◆ **Dataset content**
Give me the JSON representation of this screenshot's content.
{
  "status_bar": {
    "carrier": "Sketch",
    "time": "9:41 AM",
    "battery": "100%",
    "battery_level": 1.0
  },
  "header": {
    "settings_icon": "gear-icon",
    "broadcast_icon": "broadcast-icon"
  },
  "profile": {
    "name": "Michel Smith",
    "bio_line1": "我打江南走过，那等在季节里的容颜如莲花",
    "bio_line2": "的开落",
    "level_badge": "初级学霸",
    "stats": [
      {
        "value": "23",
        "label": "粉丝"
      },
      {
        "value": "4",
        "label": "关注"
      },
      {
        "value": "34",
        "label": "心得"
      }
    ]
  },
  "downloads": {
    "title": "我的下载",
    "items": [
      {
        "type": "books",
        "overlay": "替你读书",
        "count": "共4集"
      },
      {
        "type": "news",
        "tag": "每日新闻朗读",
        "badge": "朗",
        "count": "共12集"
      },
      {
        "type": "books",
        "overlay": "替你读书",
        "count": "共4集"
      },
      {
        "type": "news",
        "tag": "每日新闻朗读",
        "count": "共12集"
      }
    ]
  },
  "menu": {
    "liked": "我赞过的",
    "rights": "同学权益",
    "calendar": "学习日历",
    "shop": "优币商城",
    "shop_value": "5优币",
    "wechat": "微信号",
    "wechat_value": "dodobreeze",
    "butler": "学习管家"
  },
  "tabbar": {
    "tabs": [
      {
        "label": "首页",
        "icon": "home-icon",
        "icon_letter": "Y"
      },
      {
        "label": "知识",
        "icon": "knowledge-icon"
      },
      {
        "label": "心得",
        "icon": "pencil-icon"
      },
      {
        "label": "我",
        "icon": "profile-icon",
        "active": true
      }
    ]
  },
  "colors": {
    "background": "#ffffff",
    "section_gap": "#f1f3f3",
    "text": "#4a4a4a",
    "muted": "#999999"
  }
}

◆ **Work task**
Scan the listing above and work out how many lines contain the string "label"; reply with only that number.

◆ **Answer to this problem**
7